# Problem details
The lines below that include the word "JSON" are to be reported.

※

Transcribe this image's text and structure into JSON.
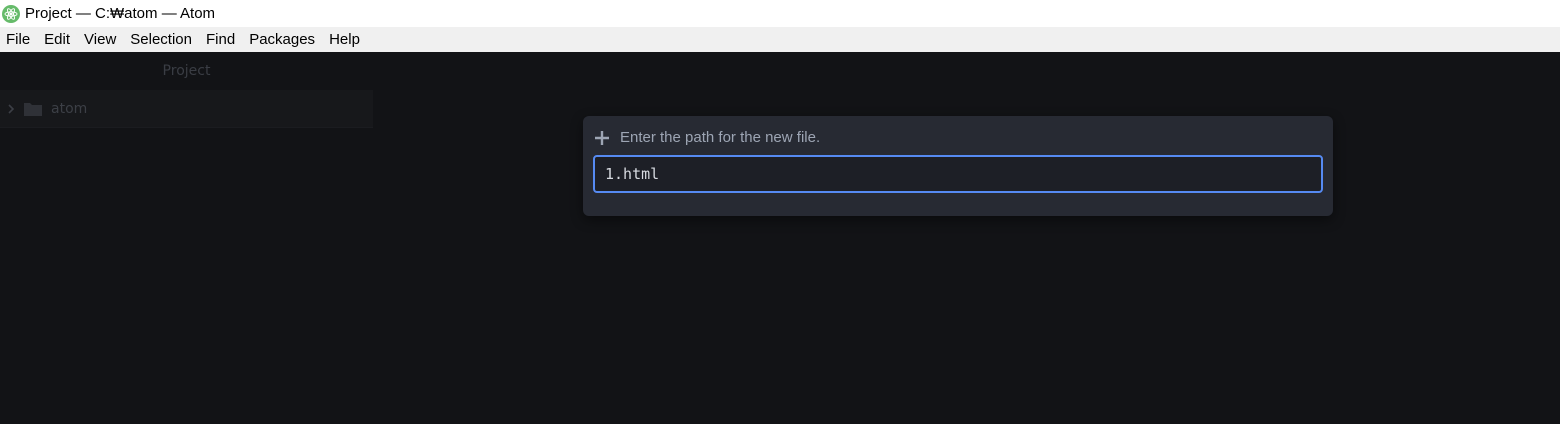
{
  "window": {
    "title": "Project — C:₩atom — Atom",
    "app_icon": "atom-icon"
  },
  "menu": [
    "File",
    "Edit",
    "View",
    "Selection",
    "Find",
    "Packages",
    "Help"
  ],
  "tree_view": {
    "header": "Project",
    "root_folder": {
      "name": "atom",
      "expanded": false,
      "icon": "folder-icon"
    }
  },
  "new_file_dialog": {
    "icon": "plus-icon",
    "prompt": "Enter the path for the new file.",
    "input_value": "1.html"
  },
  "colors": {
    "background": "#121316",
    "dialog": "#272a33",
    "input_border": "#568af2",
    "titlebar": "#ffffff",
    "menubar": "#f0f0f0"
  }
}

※

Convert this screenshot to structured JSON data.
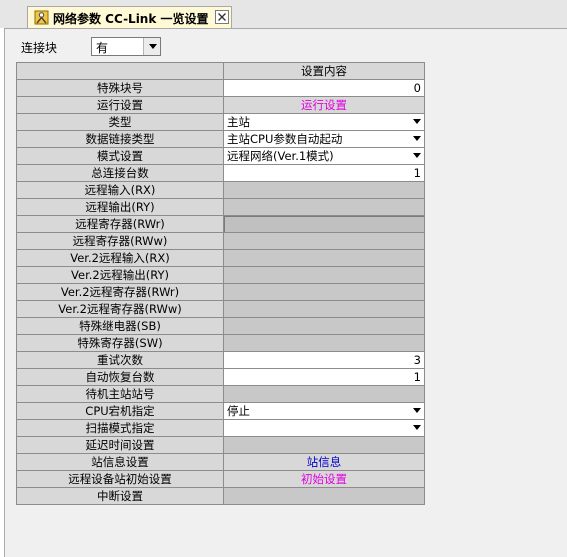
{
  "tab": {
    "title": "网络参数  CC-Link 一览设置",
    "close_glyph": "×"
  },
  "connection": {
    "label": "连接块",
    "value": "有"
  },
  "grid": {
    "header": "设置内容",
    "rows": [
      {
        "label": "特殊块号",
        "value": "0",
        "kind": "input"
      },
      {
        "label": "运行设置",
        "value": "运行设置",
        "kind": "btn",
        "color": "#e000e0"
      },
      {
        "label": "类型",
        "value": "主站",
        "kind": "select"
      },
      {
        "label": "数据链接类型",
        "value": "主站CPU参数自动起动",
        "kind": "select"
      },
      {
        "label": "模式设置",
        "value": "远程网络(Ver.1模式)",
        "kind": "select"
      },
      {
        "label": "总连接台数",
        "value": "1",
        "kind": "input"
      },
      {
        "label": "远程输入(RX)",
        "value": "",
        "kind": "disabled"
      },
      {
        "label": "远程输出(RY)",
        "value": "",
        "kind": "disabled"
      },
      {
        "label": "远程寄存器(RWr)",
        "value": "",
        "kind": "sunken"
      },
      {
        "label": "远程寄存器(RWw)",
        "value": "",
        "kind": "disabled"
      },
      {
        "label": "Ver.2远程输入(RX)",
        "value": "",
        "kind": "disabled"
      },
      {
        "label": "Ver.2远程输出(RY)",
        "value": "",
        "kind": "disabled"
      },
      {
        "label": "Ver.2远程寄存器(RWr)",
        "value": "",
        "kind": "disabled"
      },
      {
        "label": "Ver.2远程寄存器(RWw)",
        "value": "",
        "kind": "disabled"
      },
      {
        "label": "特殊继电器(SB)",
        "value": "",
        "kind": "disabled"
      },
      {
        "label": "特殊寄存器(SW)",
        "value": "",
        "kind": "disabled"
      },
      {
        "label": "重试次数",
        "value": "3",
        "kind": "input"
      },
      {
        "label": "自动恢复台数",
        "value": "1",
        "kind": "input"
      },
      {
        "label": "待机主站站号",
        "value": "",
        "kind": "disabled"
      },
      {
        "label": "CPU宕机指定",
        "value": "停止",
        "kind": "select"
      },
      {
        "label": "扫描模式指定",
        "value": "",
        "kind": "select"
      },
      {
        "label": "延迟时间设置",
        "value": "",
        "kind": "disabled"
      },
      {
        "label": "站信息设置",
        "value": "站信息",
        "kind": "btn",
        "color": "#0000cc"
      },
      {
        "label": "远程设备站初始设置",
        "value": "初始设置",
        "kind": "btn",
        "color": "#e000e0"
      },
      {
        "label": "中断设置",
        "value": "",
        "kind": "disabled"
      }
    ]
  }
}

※

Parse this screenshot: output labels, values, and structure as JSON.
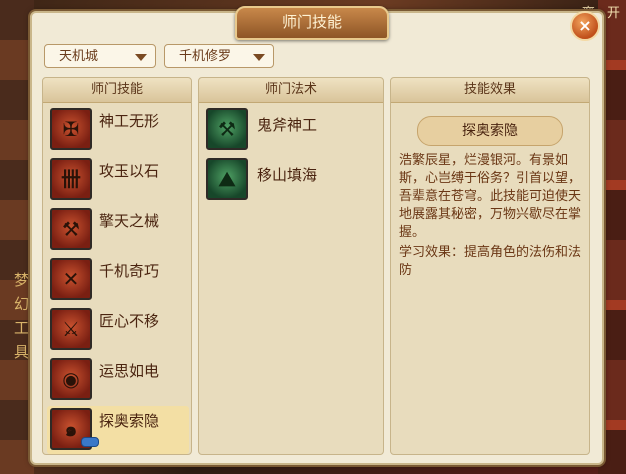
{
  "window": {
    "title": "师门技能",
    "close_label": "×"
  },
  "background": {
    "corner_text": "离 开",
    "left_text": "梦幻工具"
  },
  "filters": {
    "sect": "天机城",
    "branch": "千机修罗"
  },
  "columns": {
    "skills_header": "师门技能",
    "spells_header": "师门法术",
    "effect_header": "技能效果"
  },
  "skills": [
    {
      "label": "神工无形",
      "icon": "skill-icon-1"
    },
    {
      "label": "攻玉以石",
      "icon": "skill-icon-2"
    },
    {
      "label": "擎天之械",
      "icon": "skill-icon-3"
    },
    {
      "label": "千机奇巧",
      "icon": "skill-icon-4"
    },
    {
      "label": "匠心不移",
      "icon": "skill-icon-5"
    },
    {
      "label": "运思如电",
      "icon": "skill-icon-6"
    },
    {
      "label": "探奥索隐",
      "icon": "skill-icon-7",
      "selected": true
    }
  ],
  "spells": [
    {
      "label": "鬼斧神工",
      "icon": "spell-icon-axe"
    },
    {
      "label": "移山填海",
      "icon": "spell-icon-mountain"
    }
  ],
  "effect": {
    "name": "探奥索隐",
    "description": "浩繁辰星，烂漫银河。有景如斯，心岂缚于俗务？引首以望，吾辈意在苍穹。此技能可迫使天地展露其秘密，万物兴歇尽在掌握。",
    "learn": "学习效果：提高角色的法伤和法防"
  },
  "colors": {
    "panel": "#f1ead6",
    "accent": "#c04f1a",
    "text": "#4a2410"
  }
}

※

# Answer section
Transcribe this image's text and structure into JSON.
Convert this screenshot to structured JSON data.
Parse this screenshot: output labels, values, and structure as JSON.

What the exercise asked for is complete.